I think that the most overwhelming part of starting a project like this is know where to begin. What do I do? Who do I contact? Do I need insurance or a tax ID? When and what do I begin planting? So many questions flood your mind that it can seem an unmanageable task... but it isn't and you are not alone. Plenty of people around the world are doing this and have been doing this for years and there are valuable resources everywhere... the trick is knowing where to look.
So here are a few that have helped me: The Maryland Extention Program is a free program offered by the University of Maryland. They have a website Extension site that is full of information including videos of master gardeners giving tutorials on a multitude of gardening techniques. Where I live, they offer free, hands-on classes for anyone interested. I'm blown away by how accessable this resource is. Colby, one of the Ag fellas has called me on several occasions just to let me know about a class, an expo, or a seminar taking place in my area that he thought would benefit me. I would have totally missed out on these things if it were'nt for his efforts and that kind of thing blows me away.
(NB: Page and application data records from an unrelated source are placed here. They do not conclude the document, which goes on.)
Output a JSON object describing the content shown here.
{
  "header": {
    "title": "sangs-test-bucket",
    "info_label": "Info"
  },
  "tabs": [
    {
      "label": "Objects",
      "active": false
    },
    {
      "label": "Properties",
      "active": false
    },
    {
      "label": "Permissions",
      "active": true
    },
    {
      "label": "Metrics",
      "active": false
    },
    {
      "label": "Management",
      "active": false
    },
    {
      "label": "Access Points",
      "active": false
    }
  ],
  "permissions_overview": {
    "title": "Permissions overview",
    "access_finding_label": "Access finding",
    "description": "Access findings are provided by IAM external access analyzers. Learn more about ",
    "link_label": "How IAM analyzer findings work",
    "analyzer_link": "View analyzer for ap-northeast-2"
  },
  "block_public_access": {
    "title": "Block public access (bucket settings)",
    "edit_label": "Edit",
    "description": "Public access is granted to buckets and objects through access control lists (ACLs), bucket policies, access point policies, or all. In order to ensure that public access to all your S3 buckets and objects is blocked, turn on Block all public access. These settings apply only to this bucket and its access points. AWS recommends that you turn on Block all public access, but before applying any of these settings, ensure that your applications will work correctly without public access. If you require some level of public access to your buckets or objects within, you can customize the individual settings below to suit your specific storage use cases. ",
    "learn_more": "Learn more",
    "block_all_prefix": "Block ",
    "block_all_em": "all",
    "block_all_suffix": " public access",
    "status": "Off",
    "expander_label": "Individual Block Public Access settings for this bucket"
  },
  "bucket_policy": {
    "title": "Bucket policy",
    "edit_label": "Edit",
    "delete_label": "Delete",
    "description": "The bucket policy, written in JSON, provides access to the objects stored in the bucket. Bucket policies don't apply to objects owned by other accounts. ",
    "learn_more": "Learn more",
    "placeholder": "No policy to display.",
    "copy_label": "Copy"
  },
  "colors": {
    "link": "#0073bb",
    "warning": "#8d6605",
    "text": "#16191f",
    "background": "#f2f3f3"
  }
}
There really is alot of help for anyone trying to get started in farming.
Community is another valuable recourse... so valuable! This sort of thing can't happen without an informed and committed citizenry. It really can't happen any other way.I've found that some of the people in my community, the Nola regulars, have been so excited to share information, books, tools, anything that they feel might help. I have a large amount of people now, on a daily basis, asking me how the farm is coming along. Everyone seems to think that this is a good idea too, and those who don't understand why farming is important have the opportunity to learn from us.
Books are an amazing resource when approaching something on this scale. Any book by Michael Pollan is important for you as well as the people you want to sell to. His books are really centered around the problems inherent in our current food system and are essential reads in order to encourage your customers to jump on board with this whole idea of small-scale farming. Another few books in that category are "Smallmart Revolution" which discusses the need for community-based economics, "Seeds of Deception" which discusses genetic modification and corporate ownership of seeds, "Five Acres and Independence" this is a how-to guide to living as off the grid and as self-sustainable as possible. These books are really great, easy reads, full of insight and helpful information. I also find reference and how-to books to be very helpful. I've mentioned the Vegetable Gardeners Bible in a couple other posts. It's a great resource. I also found an old paper-back from the 70's called "Grow More Vegetables than you thought possible of less land than you can imagine." I don't know where its from and I'm sure it's out of print but it talks about a method of gardening called Biodinamic French Intensive. It mostly deals with deep, wide beds and planting according to lunar cycles. It's a cool old book and I referenced it for my companion planting this season.
Asside from these, there are endless references and resources out there. Just look into it. Local farmers in your area are usually willing to talk about farming. In fact they love to talk about it. Try contacting them directly.
Till next time